*** Opening of WORKING DATA ***

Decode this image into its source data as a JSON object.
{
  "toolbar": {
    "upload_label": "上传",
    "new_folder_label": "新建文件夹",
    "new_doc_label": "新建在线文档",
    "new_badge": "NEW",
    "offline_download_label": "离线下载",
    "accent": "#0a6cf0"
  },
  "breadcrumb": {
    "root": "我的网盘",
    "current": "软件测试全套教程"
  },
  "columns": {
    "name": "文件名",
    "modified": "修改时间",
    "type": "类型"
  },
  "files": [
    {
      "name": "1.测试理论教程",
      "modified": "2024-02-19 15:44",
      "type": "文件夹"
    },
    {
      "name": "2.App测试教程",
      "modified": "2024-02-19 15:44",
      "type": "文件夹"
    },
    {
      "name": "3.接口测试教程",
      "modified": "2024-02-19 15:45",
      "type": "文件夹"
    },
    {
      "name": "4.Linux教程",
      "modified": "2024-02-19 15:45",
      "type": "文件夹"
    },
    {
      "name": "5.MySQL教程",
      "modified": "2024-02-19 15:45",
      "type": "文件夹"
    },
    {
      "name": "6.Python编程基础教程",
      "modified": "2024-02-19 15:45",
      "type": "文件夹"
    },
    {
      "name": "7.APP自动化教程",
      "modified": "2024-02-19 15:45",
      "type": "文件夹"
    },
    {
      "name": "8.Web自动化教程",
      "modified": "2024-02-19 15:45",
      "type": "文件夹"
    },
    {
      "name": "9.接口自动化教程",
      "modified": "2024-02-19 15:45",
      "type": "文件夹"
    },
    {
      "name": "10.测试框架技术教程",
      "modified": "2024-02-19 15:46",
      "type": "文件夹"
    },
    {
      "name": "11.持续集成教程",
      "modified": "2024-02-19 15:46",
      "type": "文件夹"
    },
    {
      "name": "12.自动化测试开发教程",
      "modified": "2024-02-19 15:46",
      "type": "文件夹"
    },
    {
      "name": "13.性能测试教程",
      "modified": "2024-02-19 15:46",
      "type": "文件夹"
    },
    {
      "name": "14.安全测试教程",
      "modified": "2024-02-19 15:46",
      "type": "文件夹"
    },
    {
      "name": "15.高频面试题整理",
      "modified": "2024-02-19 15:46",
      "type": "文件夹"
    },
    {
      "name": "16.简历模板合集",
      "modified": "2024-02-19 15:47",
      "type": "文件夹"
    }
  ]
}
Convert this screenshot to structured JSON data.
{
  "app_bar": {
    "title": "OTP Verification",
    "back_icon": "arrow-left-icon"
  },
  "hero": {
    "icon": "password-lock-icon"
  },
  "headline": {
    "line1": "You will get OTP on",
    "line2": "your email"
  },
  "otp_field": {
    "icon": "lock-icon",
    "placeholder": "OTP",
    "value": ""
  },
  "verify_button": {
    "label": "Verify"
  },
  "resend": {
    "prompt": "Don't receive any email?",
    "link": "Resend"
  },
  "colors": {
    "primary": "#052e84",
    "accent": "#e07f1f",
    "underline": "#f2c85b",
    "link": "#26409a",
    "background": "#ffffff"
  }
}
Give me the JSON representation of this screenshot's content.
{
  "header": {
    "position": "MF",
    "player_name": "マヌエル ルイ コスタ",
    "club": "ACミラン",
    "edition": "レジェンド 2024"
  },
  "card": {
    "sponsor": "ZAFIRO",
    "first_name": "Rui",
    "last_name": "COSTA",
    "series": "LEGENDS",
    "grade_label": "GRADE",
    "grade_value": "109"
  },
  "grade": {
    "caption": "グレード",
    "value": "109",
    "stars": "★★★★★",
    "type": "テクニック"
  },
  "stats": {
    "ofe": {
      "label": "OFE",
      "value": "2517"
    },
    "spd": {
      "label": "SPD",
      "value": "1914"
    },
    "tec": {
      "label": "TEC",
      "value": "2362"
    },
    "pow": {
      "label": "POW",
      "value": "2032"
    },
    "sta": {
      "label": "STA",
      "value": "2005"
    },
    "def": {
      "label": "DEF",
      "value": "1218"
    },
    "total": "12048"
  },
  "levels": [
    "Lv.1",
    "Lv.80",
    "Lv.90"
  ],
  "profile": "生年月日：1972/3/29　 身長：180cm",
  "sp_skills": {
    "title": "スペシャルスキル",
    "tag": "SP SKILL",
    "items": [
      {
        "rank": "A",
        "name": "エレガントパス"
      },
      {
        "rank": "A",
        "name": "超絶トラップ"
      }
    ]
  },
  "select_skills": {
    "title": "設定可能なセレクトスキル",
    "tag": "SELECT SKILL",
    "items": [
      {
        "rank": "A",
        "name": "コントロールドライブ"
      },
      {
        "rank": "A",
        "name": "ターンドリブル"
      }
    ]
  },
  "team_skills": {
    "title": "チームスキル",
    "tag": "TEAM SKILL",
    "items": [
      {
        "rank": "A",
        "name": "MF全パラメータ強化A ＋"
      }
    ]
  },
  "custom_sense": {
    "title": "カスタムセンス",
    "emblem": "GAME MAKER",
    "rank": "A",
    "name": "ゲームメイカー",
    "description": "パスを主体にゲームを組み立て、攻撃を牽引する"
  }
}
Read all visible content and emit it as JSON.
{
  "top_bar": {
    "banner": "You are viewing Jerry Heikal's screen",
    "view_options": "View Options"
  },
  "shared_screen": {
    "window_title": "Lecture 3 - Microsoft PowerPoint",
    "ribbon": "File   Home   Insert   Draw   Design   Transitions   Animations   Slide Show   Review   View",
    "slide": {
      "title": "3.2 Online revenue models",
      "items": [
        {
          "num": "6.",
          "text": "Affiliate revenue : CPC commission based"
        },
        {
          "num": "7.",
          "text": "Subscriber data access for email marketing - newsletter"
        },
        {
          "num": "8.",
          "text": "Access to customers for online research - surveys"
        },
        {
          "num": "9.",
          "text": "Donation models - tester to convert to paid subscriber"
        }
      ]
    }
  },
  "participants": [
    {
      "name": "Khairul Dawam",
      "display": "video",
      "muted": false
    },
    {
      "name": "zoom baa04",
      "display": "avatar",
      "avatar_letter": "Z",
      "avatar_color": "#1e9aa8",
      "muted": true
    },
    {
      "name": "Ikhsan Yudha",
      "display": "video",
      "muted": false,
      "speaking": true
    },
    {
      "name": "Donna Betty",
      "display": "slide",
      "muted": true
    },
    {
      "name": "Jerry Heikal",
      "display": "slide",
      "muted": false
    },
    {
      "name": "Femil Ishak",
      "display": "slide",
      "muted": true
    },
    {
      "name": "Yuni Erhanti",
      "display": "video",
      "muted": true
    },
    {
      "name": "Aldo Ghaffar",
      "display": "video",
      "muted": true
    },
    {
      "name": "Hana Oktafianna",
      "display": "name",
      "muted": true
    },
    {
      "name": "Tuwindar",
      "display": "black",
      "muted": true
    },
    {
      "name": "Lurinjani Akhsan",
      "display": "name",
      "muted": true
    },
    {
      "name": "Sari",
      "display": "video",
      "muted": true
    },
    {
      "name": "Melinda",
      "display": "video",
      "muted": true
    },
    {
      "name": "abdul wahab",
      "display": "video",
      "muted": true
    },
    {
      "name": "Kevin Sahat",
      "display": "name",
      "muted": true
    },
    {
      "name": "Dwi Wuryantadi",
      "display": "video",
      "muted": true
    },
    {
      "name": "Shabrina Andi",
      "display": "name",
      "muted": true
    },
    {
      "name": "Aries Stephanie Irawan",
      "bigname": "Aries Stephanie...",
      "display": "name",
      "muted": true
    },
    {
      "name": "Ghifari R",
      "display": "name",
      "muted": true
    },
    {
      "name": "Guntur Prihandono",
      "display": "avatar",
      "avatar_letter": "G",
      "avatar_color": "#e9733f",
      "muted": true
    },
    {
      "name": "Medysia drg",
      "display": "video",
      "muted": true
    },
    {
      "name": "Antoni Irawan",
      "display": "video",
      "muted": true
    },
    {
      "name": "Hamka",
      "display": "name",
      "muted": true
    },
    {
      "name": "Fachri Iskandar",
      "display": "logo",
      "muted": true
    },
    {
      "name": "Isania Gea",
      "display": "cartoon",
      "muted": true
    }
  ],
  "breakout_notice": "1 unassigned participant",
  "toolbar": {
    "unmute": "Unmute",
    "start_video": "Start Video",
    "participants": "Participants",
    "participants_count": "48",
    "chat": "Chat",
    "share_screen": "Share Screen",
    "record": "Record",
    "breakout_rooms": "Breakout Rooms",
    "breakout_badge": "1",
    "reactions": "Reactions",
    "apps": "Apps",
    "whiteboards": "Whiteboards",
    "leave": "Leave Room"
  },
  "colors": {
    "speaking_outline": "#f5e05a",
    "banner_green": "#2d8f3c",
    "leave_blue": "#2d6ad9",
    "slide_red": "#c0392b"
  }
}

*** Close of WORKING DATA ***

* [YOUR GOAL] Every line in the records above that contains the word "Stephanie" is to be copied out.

* [ANSWER FOR THIS EXERCISE]
      "name": "Aries Stephanie Irawan",
      "bigname": "Aries Stephanie...",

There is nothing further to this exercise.